This week’s 9-1-1 entry focused on regret and the fear of missing out on life in “FOMO”. These deep questions were handled with surprising sensitivity and poignancy. Ultimately, the entire package resulted in one of the strongest episodes of the series’ fifth season to date. This episode continued episode 14’s theme of letting the characters get self-reflective. It mostly worked well.
A TikTok influencer provided the perfect venue to reflect on the fact that not everything people put online is the full story. Obviously, everyone only wants to put the best version of their lives online. This can lead to both dangerous situations and dangerous mentalities for everyone. This led to a tragic, ultimately bittersweet call for the members of the 118, that definitely got everyone thinking.
May (Corinne Massiah) is finally back, and promptly reminded everyone why she is among the best of the best this franchise has to offer. It was odd at first to have her paired with Eddie (Ryan Guzman), who of course immediately dismissed what May was saying. This pairing did turn out surprisingly poignant by the end, however. May’s deferral from USC is now over, and she has a decision to make to set the course for her life.

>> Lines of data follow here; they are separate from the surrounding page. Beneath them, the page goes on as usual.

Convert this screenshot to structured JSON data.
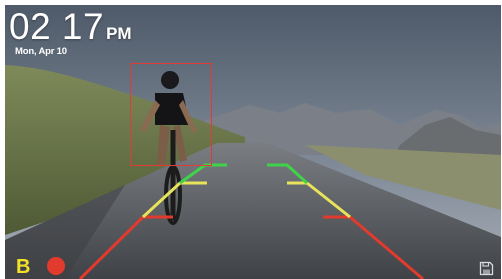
{
  "status": {
    "time": "02 17",
    "ampm": "PM",
    "date": "Mon, Apr 10"
  },
  "indicators": {
    "mode_letter": "B",
    "recording": true
  },
  "icons": {
    "record": "record-dot-icon",
    "save": "save-disk-icon"
  },
  "colors": {
    "guide_near": "#e23a2c",
    "guide_mid": "#e8e35a",
    "guide_far": "#3fd34a",
    "detection_box": "#e03b36",
    "mode_letter": "#f3e02a"
  }
}
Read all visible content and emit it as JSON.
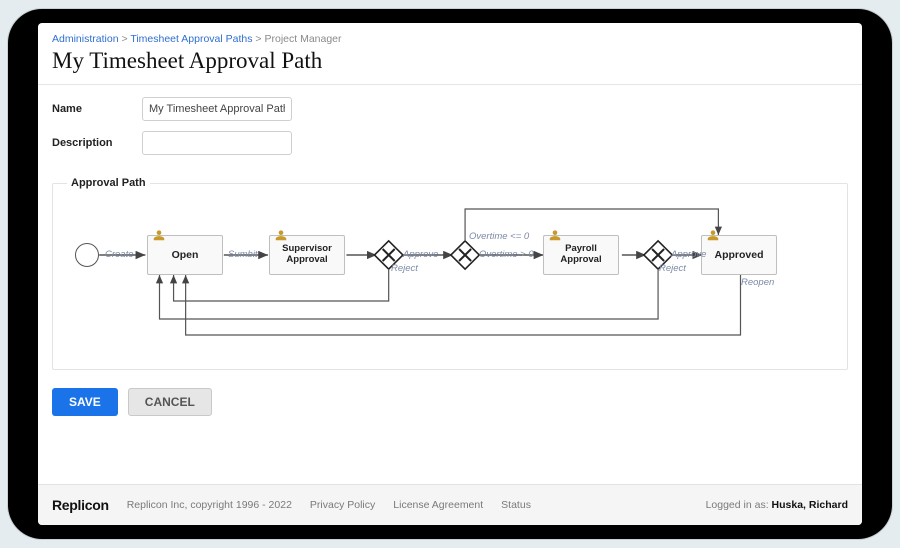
{
  "breadcrumbs": {
    "admin": "Administration",
    "paths": "Timesheet Approval Paths",
    "current": "Project Manager"
  },
  "page_title": "My Timesheet Approval Path",
  "form": {
    "name_label": "Name",
    "name_value": "My Timesheet Approval Path",
    "desc_label": "Description",
    "desc_value": ""
  },
  "path_section_label": "Approval Path",
  "flow": {
    "create": "Create",
    "open": "Open",
    "submit": "Sumbit",
    "supervisor": "Supervisor Approval",
    "approve1": "Approve",
    "reject1": "Reject",
    "ot_le0": "Overtime <= 0",
    "ot_gt0": "Overtime > 0",
    "payroll": "Payroll Approval",
    "approve2": "Approve",
    "reject2": "Reject",
    "approved": "Approved",
    "reopen": "Reopen"
  },
  "buttons": {
    "save": "SAVE",
    "cancel": "CANCEL"
  },
  "footer": {
    "brand": "Replicon",
    "copyright": "Replicon Inc, copyright 1996 - 2022",
    "privacy": "Privacy Policy",
    "license": "License Agreement",
    "status": "Status",
    "logged_in_label": "Logged in as: ",
    "user": "Huska, Richard"
  }
}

Maddie (Jennifer Love Hewitt) and Chim (Kenneth Choi) are back, still as parents to Jee-Yun. It’s really great to see that this season is still talking about the ramifications of Maddie’s post-partum struggles. This could have easily been a storyline “resolved” in one or two episodes. Instead, the series has decided to take an honest look at this struggle, and the feeling of missing out on life. Maddie and Chim being parents to Jee-Yun continues to be one of the most heart-touching stories to follow.
Viewers haven’t seen nearly enough of Buck (Oliver Stark) and Maddie as siblings this season. That changed this episode. These two have such a strong dynamic that’s always fascinating to explore. This episode featured such poignant moments between the two of them. It was further proof that this show is stronger for both of these characters. The relationships between siblings don’t always get prioritized in these types of shows, but when it’s done right it looks like this.
Athena (Angela Bassett) had a chance to reflect on her own backstory. This reflection on the past and what could have been only emphasized how much she’s succeeded, and what a good place the character is in now. These look-backs still make this writer slightly nervous, however. Is it a sign that the series is coming to an end? Regardless, Bassett having the spotlight is never a wrong choice in this show. We love an opportunity to celebrate good character development.
Hen (Aisha Hinds) and Karen (Tracie Thoms) finally got a chance to be happy. Between partying at an ice bar and an art gallery, this was a great choice to combat Karen’s early mid-life crisis. Of course, they had their car broken into. But even then, they were able to turn the whole situation into something good. This episode is proof of what this couple deserves but rarely gets in this series – domestic happiness, and two people who love and support one another.
New paramedic Lucy (Arielle Kebbel) still doesn’t seem to have much of a direction yet. In the past, this series has answered this problem by having a “…Begins” episode. Whether or not that would help here remains to be seen. Hopefully, as the season approaches the finale, the show can find a way to integrate this character in a meaningful way.
This whole episode was the best of what 9-1-1 has to offer. Terrifying, heartbreaking emergencies partnered with lovable characters. This episode was an example of what can make this show so endearing. While always far from perfect, this was a perfectly comforting episode that is sure to remind viewers why we tune in every week.
9-1-1 airs Mondays 8/7c on Fox.